Horticultural Moments from 2018 And 2019
The Horticultural Moment for this month was about cleaning up the garden.
Elena said it is time to start especially if you have mildew on plants such as phlox.
Cut them down to the ground. If they are not infected leave them alone, for the
plant is still taking in chlorophyll.
She also spoke about milkweed and specifically about another type of caterpillar
that eats milkweed, the Milkweed Tussock Moth. This type has a very wooly appearance
and does not harm the milkweed or interfere with the Monarchs. If you don’t want your
milkweed to increase and take over your garden, cut off the pods.
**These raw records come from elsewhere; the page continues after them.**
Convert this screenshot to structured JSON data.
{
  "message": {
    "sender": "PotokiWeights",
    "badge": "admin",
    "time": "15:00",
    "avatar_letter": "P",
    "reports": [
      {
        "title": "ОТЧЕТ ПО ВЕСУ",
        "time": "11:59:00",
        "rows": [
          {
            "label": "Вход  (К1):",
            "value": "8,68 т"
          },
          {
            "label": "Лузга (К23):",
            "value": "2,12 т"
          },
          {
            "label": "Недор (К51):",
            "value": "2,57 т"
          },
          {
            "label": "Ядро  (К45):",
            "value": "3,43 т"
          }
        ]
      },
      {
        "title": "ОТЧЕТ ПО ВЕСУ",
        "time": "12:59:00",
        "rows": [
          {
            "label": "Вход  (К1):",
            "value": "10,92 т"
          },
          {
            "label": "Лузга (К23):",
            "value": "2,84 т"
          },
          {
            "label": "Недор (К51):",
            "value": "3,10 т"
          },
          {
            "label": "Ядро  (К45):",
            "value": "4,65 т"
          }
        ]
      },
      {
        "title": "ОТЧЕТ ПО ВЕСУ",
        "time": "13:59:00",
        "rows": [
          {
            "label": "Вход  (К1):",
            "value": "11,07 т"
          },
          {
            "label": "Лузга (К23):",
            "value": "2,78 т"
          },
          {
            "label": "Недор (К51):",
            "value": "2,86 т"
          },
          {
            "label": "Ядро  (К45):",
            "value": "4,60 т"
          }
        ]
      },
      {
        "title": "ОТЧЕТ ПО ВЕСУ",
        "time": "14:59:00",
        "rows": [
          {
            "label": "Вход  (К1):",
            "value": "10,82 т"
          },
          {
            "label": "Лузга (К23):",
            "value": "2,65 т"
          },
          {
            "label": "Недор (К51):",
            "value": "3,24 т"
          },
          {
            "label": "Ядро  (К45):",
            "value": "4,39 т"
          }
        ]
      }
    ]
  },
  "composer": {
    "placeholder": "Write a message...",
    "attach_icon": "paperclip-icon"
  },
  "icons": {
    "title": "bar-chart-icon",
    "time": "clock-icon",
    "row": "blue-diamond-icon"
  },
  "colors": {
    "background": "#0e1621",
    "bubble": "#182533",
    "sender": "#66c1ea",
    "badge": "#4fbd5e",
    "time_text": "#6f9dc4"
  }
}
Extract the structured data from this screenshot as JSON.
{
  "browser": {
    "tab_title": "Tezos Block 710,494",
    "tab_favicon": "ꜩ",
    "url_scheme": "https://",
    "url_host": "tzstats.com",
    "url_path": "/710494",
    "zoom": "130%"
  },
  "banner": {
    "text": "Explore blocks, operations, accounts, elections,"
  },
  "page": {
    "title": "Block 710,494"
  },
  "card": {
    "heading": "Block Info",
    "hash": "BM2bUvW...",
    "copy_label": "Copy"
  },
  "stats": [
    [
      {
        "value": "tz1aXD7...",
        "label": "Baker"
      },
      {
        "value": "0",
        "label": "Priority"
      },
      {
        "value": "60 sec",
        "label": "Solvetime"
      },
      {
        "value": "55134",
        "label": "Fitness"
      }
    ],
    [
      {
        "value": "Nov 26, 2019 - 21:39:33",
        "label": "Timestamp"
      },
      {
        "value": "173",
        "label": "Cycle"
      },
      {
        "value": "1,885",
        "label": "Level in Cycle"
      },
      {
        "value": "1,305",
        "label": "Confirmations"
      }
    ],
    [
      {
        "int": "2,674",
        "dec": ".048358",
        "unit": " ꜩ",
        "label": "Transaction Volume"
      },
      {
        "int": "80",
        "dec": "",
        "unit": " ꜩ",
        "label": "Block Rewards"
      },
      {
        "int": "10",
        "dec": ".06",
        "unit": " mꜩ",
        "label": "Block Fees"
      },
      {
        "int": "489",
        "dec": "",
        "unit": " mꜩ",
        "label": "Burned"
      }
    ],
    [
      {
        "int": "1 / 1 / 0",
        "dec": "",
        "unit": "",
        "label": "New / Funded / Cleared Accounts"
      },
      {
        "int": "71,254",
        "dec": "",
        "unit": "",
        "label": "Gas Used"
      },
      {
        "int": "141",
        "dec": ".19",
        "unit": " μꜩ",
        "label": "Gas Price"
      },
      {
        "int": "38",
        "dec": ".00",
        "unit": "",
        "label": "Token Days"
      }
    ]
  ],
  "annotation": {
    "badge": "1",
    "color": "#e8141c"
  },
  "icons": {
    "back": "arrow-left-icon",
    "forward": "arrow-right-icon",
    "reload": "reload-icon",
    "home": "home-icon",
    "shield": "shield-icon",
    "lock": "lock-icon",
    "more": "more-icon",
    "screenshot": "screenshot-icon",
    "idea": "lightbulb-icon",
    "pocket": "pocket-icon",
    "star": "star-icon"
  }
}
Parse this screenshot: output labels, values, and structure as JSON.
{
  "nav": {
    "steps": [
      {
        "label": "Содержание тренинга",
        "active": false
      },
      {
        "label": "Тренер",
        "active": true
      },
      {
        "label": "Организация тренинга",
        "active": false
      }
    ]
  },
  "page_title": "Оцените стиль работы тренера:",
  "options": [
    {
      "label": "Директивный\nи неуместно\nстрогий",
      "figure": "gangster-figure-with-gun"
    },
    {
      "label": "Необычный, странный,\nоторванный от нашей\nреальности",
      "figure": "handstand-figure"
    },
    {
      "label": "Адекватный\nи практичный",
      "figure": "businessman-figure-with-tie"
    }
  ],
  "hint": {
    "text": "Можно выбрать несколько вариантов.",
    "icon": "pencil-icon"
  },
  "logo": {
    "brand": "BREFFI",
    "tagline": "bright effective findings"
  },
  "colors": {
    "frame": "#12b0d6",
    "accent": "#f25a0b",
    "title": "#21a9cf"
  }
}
Highways used
to be full of milkweed which spread this way but now they are mowed which has
seriously decreased the amount of milkweed available to the Monarchs.
Monarchs also love a plant called Tithonia or Mexican Sunflower, a drought
tolerant annual that is easy to grow from seed .
The horticultural moment for this month was on pruning. Elena said this is the
time to prune your bushes, perennials and shrubs that bloom in the summer.
Spring blooming shrubs should be pruned in the summer right after blooming.
Lilacs – Prune right after they bloom by cutting out old growth stems,
suckers and spent flowers.
Butterfly Bush – Can be cut right to the ground and it will grow back and
bloom all in one season.
Forsythia – Prune right after blooms fade as it blooms next year on old wood.
Cut out all old stems and shorten ones that are too long.
Rose of Sharon – Can be pruned in late fall, late winter or very early spring
before buds form. Cut back to first node. Grows on new wood.
Hydrangeas – It depends on if the hydrangea blooms on old or new wood.
For those that bloom on new wood, they can be cut back to the first live bud
sometimes in April but be patient.
Roses – never prune in the fall, always wait until spring when you just barely
see new buds, then cut to the first live bud. Cut all old growth.
Fruit Trees – Apple trees can be pruned in late winter into early spring.
Elena recommended a book called Pruning Book by Lee Reich as a good
resource to have when deciding whether or when to prune.
This months topic was on planting early crops – specifically peas and lettuce.
Now is the time to plant.
Lettuce can be planted in containers as it loves the cool temperatures.
Leaf lettuce takes about 40 days so that if you plant by the 1st or 2nd of April
you should have your first crop by the 2nd week in May. You can start the plants
inside and then transplant to the outside when they are about 2” tall. Elena
suggests staggering your planting every two weeks so that you have a continuous
crop. She mentioned that lettuce can be planted alongside other plants that will
provide shade for the lettuce as they don’t like to be in full sun all day.
Peas can be planted in a pot as well as long as they are a short variety that
only grow to about 18”. Some pea varieties grow to as high as 6” and need to be
on a trellis. Peas can go into the ground now as long as the soil isn’t to wet. Peas
do better if an innoculant is added which add nitrogen fixing bacteria. This can
increase your yield up to 75%. Innoculant work on beans as well as peas.
Elena mentioned new varieties of peas that have yellow and purple pods.
Elena suggested putting brocolli in the place where you plant your peas this year
as they also like the nitrogen that the peas will add to the soil.
If you have fruit trees or berries, now is the time to spray with sulphur for
diseases or bugs. Sulphur is organic and will not hurt the plants and comes in
powder or liquid form. Your roses should be getting ready to bloom. Feed now
once a month until August. Just put a handful of Espoma (Rose Tone) around
each plant. The months to feed are May, June, July and August. Feeding should
stop after August so that the plants do not keep putting out new growth.
Elena’s topic for this month’s Horticultural Moment is Oakleaf Hydrangeas, in
particular one called “Ruby Slippers”. They start out white, go to pink and then
turns a ruby color in the fall. The leaves also go from dark green to burgundy.
It blooms on both old and new wood, and grows in sun or part shade. The
full height is between 4 and 5” high. Fall is the perfect time to plant them
along with almost all perennials. They can be found at Bluestone Perennials
or other online nurseries.
Elena’s reminder for this month is to make sure and water, especially with
the dry conditions we have had. Especially plants in containers. August is the
month to think about what plants you will be dividing so that in September
when the growing season is winding down you will be ready. The
plants need time to re-establish a root system before the weather gets cold.
Elena emphasized the need to water plants in pots or bags frequently especially
in this warm weather. The garden benefits most from soaker hoses. In either case
try to water early and try to not get water on the leaves as this can cause burning
of the leaves as well as fungus.
It is time to start putting your garden to bed. This includes cutting down plants,
maybe adding compost, having your soil tested if you question how well it is doing,
and adding mulch to protect your plants over the winter. Elena noted that adding pine
needles does not add to the acidity of the soil even though pine trees grow in acid soil.
The same goes for oak leaves used as mulch.